If you’re quick on money and require some funds before the next paycheck, there is certainly a fast fix for the, however you could https://paydayloanadvance.net/payday-loans-ky/murray/ wind up spending a higher cost because of it.
You can find nearly 1,300 McDonaldвЂ™s in Ca and much more than 1,700 licensed payday loan providers, based on a study because of the Ca Department of company Oversight.
A report by Pew Charitable Trusts revealed 5 percent of Californians sign up for an online payday loan each adding up to nearly $3 billion annually year.
Acquiring that loan does take much nвЂ™t. No credit history is necessary, simply bring identification, evidence of income, and a bank declaration, and you will go out with cash.
Look at Cash is certainly one of three payday loan providers in San Luis Obispo.
вЂњPeople are falling victim to those actually, actually high-interest rates,вЂќ said Antoinette Siu, a journalist whom penned an in-depth piece for CALmatters, a nonpartisan, nonprofit journalism endeavor, from the payday financing industry therefore the legislature killing a wide range of bills in 2018.
Siu reported in 2016 that a lot more than 80 % associated with the 11.5 million pay day loans into the continuing state had been applied for with a perform debtor, a practice referred to as loan stacking.
On top of those previous ones,вЂќ she saidвЂњIf you arenвЂ™t able to repay that, you end up taking out another loan and stacking it. вЂњLast 12 months, 1 in 4 took down 10 or higher among these loans in per year. So that itвЂ™s a really typical thing.вЂќ
That stacking can result in danger that is financial those taking right out numerous payday advances and installment loans.
The following is a good example of a loan that is payday from Money Key which allows a maximum of $255 become lent. The following is a typical example of an installment loan online from Money Key this is certainly $2,600.
вЂњWith those high triple-digit percentage prices from 300 to 400 %, youвЂ™re taking out fully $300, $250, you get trying to repay around $1,300 or higher.вЂќ
The California Supreme Court said courts вЂњhave a responsibility to shield against customer loan conditions with unduly terms that are oppressiveвЂќ in line with the Los Angeles Instances. That obligation includes rates of interest it considered that isвЂњunconscionable customer loans for $2,500 or even more.
The legislature has not yet fared well when you look at the battle for tougher laws. A year ago, lawmakers introduced five bills, calling for extra laws from the lending industry that is payday. Them all failed.
This 12 months, Assembly Bill 539 would cap loans between $2,500 and $10,000 вЂњat an interest rate maybe perhaps not surpassing a yearly interest that is simple of 36% as well as the Federal Funds speed.вЂќ

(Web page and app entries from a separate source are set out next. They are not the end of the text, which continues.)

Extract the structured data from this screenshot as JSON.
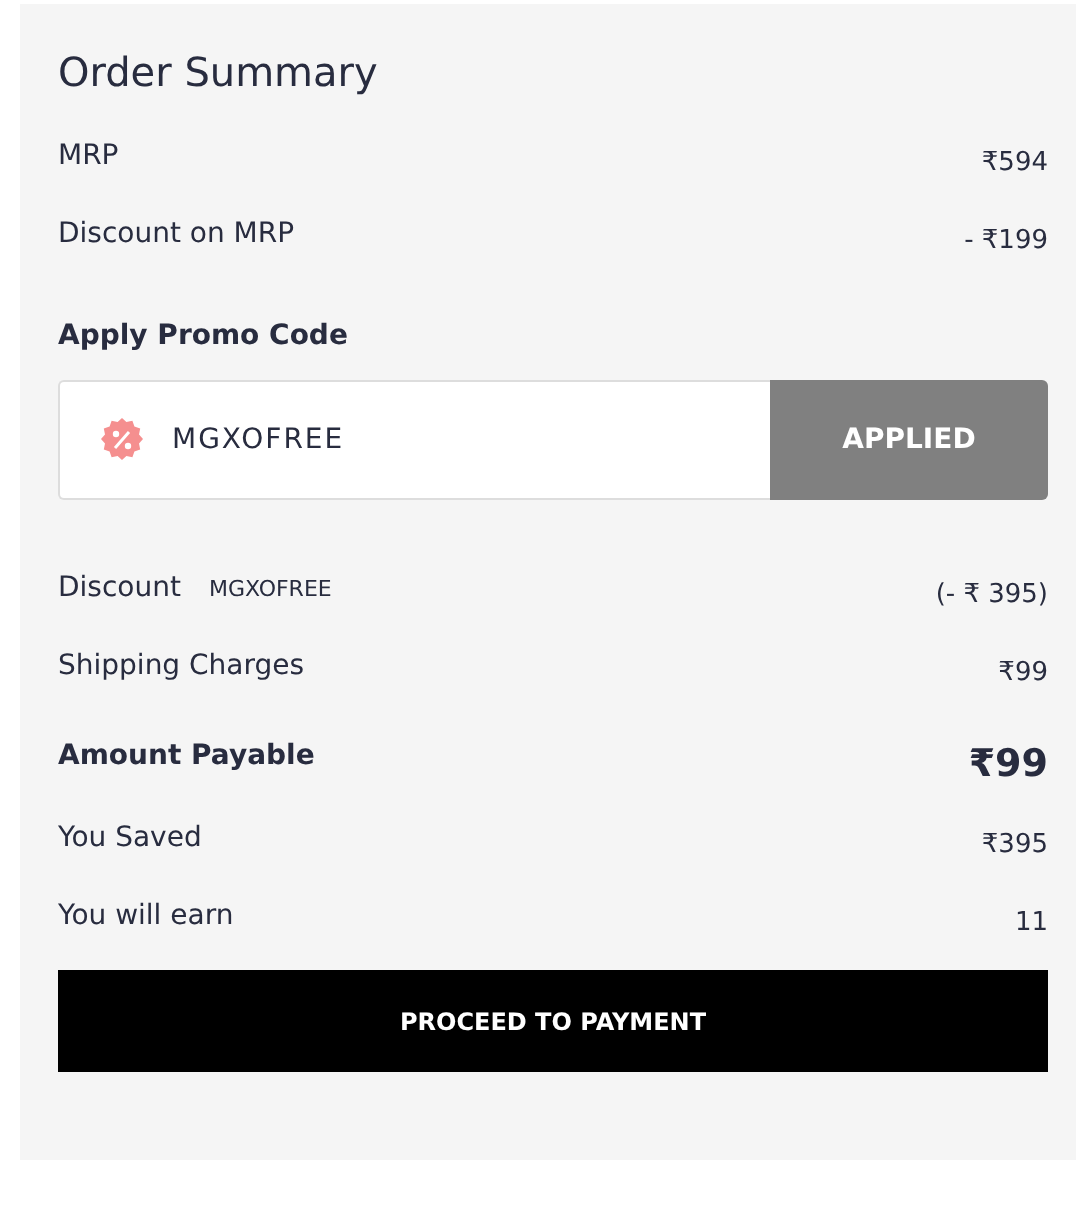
{
  "title": "Order Summary",
  "price_rows": [
    {
      "label": "MRP",
      "value": "₹594"
    },
    {
      "label": "Discount on MRP",
      "value": "- ₹199"
    }
  ],
  "promo": {
    "heading": "Apply Promo Code",
    "value": "MGXOFREE",
    "button": "APPLIED",
    "applied": true
  },
  "summary_rows": [
    {
      "kind": "line",
      "label": "Discount",
      "code": "MGXOFREE",
      "value": "(- ₹ 395)"
    },
    {
      "kind": "line",
      "label": "Shipping Charges",
      "value": "₹99"
    },
    {
      "kind": "total",
      "label": "Amount Payable",
      "value": "₹99"
    },
    {
      "kind": "line",
      "label": "You Saved",
      "value": "₹395"
    },
    {
      "kind": "line",
      "label": "You will earn",
      "value": "11"
    }
  ],
  "button": "PROCEED TO PAYMENT"
}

Tom Dresslar may be the former Deputy Commissioner at the Ca Department of company Oversight. He states lobbying from the financing industry resulted in each billвЂ™s demise.
вЂњOur payday law is just one of the weakest in the united kingdom,вЂќ Dresslar said. вЂњItвЂ™s been too much time. ItвЂ™s about time the legislature remain true and protect customers and prevent doing the putting in a bid associated with industry.вЂќ
California Financial companies Association claims the ongoing solutions provided are vital for Californians looking for money they canвЂ™t find at a bank.
вЂњItвЂ™s very important to Ca consumers to possess usage of money also during the smaller buck degree,вЂќ stated Roger Salazar, spokesman for CFSP. вЂњMillions of Californians canвЂ™t get that loan from a bank or even a credit union simply because they donвЂ™t have credit that is prime due to the fact many banks donвЂ™t make loans below $10,000.вЂќ
Salazar contends that Ca has already been well managed, but going too much could crush the requirements of an incredible number of customers.
вЂњIs the industry available to some kind of reasonable arrangement? I do believe they’ve been, however you simply canвЂ™t legislate them away from presence,вЂќ he said.
Assemblywoman Monique Limon from Goleta revealed a brand new bill wednesday to cap yearly interest levels on signature loans while supplying regulatory stability for loan providers to grow and supply safer loan options to consumers.